[Start of Attachment]

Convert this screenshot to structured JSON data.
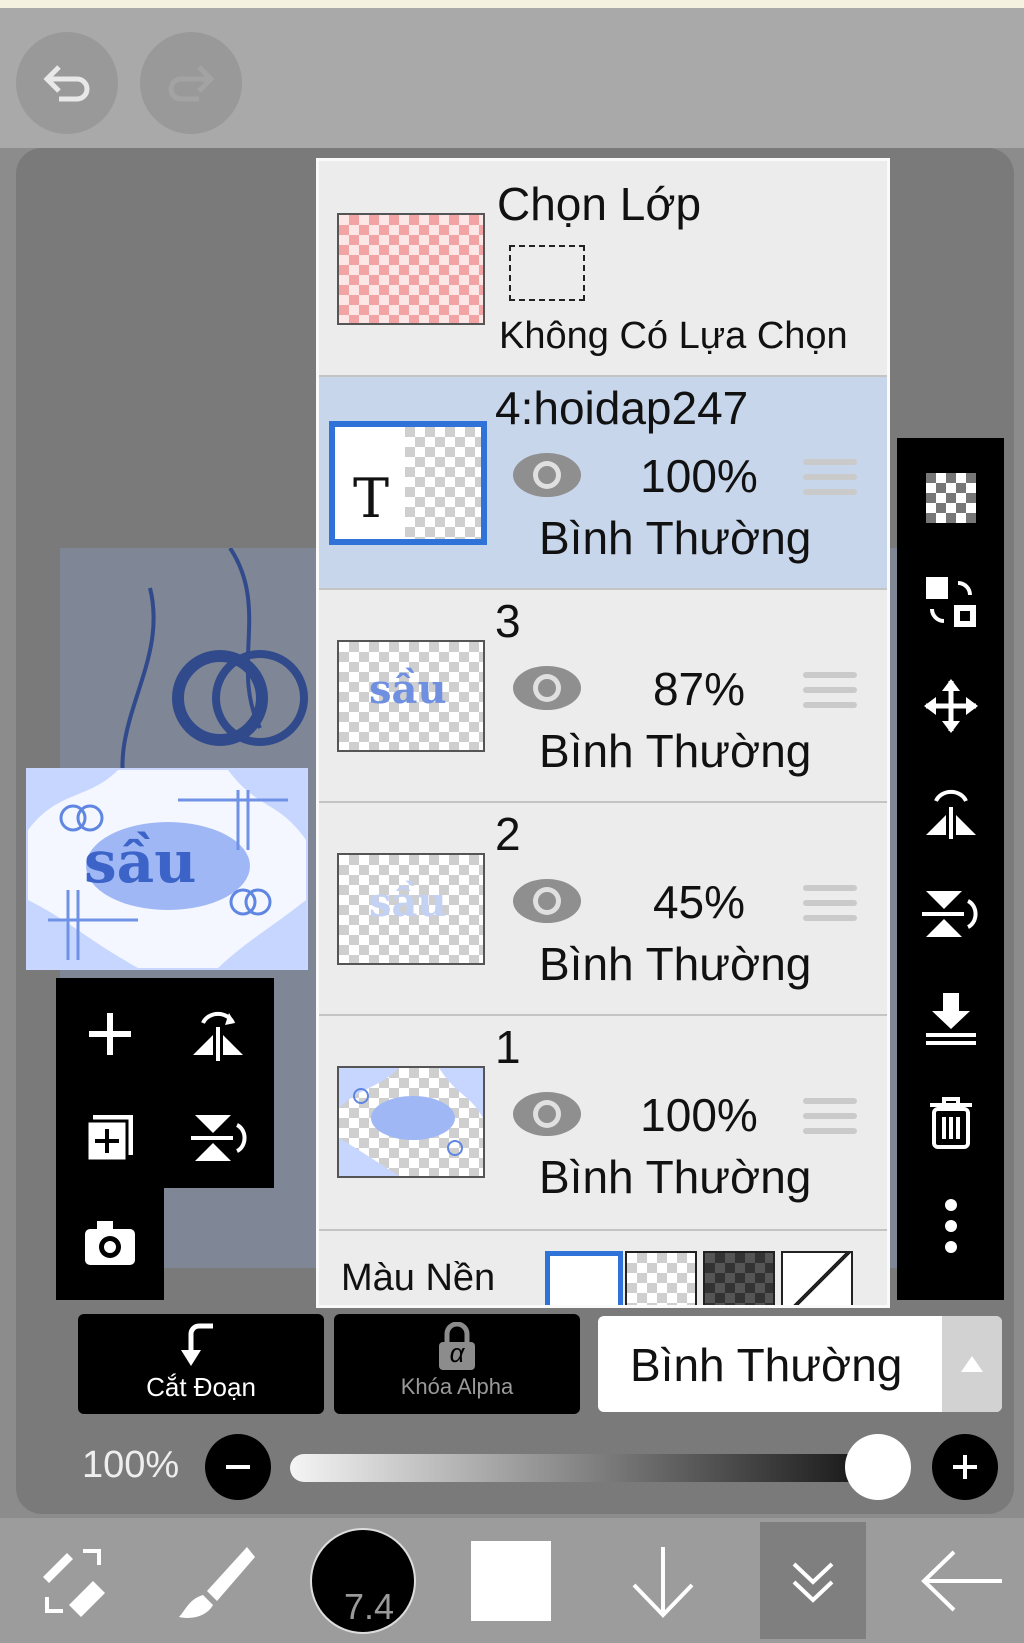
{
  "topbar": {
    "undo_icon": "undo-icon",
    "redo_icon": "redo-icon"
  },
  "layer_panel": {
    "selection": {
      "title": "Chọn Lớp",
      "status": "Không Có Lựa Chọn"
    },
    "layers": [
      {
        "name": "4:hoidap247",
        "opacity": "100%",
        "blend": "Bình Thường",
        "active": true,
        "thumb_text": "T"
      },
      {
        "name": "3",
        "opacity": "87%",
        "blend": "Bình Thường",
        "thumb_text": "sầu"
      },
      {
        "name": "2",
        "opacity": "45%",
        "blend": "Bình Thường",
        "thumb_text": "sầu"
      },
      {
        "name": "1",
        "opacity": "100%",
        "blend": "Bình Thường"
      }
    ],
    "background_label": "Màu Nền"
  },
  "preview": {
    "text": "sầu"
  },
  "bottom_controls": {
    "cut_label": "Cắt Đoạn",
    "alpha_label": "Khóa Alpha",
    "alpha_symbol": "α",
    "blend_mode": "Bình Thường",
    "opacity_label": "100%",
    "opacity_value": 1.0
  },
  "bottom_bar": {
    "brush_size": "7.4"
  },
  "colors": {
    "active_layer": "#c8d6ec",
    "selection_blue": "#2f72d8",
    "toolbar_bg": "#000000"
  }
}
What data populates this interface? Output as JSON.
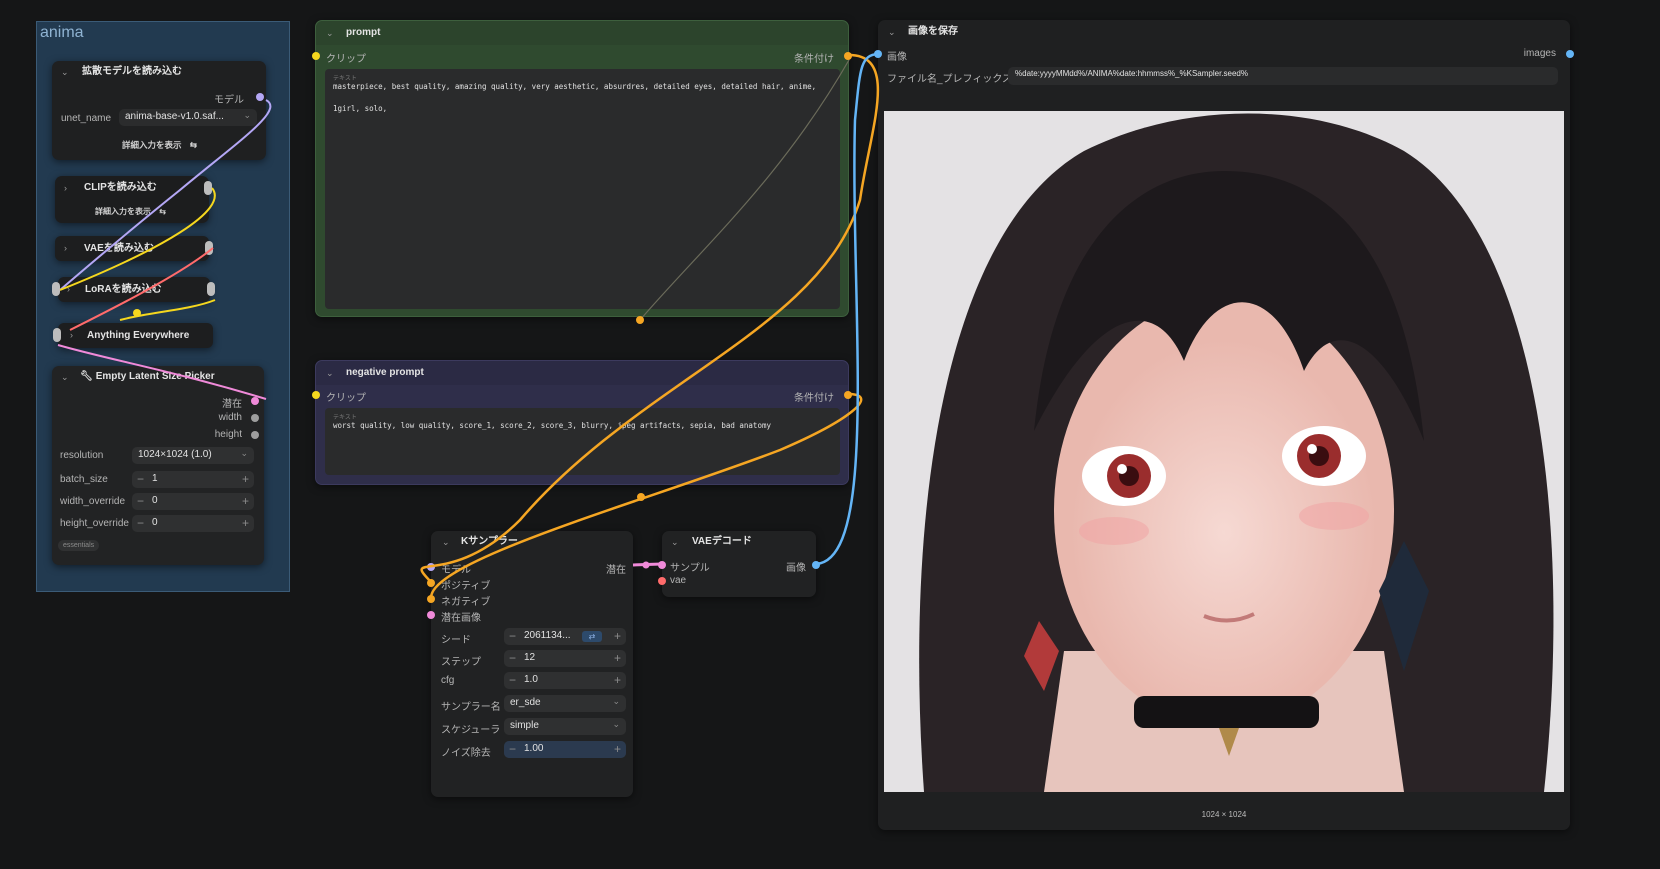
{
  "group": {
    "title": "anima"
  },
  "diffusion_node": {
    "title": "拡散モデルを読み込む",
    "output_label": "モデル",
    "field_label": "unet_name",
    "field_value": "anima-base-v1.0.saf...",
    "details_button": "詳細入力を表示"
  },
  "clip_node": {
    "title": "CLIPを読み込む",
    "details_button": "詳細入力を表示"
  },
  "vae_node": {
    "title": "VAEを読み込む"
  },
  "lora_node": {
    "title": "LoRAを読み込む"
  },
  "anything_node": {
    "title": "Anything Everywhere"
  },
  "latent_node": {
    "title": "Empty Latent Size Picker",
    "outputs": [
      "潜在",
      "width",
      "height"
    ],
    "resolution_label": "resolution",
    "resolution_value": "1024×1024 (1.0)",
    "batch_label": "batch_size",
    "batch_value": "1",
    "width_override_label": "width_override",
    "width_override_value": "0",
    "height_override_label": "height_override",
    "height_override_value": "0",
    "badge": "essentials"
  },
  "prompt_node": {
    "title": "prompt",
    "input_label": "クリップ",
    "output_label": "条件付け",
    "text_caption": "テキスト",
    "text": "masterpiece, best quality, amazing quality, very aesthetic, absurdres, detailed eyes, detailed hair, anime,\n\n1girl, solo,"
  },
  "negative_node": {
    "title": "negative prompt",
    "input_label": "クリップ",
    "output_label": "条件付け",
    "text_caption": "テキスト",
    "text": "worst quality, low quality, score_1, score_2, score_3, blurry, jpeg artifacts, sepia, bad anatomy"
  },
  "ksampler_node": {
    "title": "Kサンプラー",
    "inputs": [
      "モデル",
      "ポジティブ",
      "ネガティブ",
      "潜在画像"
    ],
    "output_label": "潜在",
    "seed_label": "シード",
    "seed_value": "2061134...",
    "steps_label": "ステップ",
    "steps_value": "12",
    "cfg_label": "cfg",
    "cfg_value": "1.0",
    "sampler_label": "サンプラー名",
    "sampler_value": "er_sde",
    "scheduler_label": "スケジューラ",
    "scheduler_value": "simple",
    "denoise_label": "ノイズ除去",
    "denoise_value": "1.00",
    "denoise_level": 1.0
  },
  "vae_decode_node": {
    "title": "VAEデコード",
    "inputs": [
      "サンプル",
      "vae"
    ],
    "output_label": "画像"
  },
  "save_node": {
    "title": "画像を保存",
    "input_label": "画像",
    "output_label": "images",
    "prefix_label": "ファイル名_プレフィックス",
    "prefix_value": "%date:yyyyMMdd%/ANIMA%date:hhmmss%_%KSampler.seed%",
    "image_size": "1024 × 1024"
  },
  "colors": {
    "canvas": "#151617",
    "node": "#242526",
    "prompt_node": "#2f4a2f",
    "negative_node": "#2f2e4a",
    "group": "#223a50",
    "conditioning": "#f5a623",
    "model": "#b4a7f5",
    "latent": "#f08ad9",
    "image": "#64b5f6",
    "clip": "#f5d71e",
    "vae": "#ff6b6b"
  }
}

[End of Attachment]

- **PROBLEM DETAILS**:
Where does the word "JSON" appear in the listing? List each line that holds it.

- **OUTPUT**:
Convert this screenshot to structured JSON data.
What data populates this interface? Output as JSON.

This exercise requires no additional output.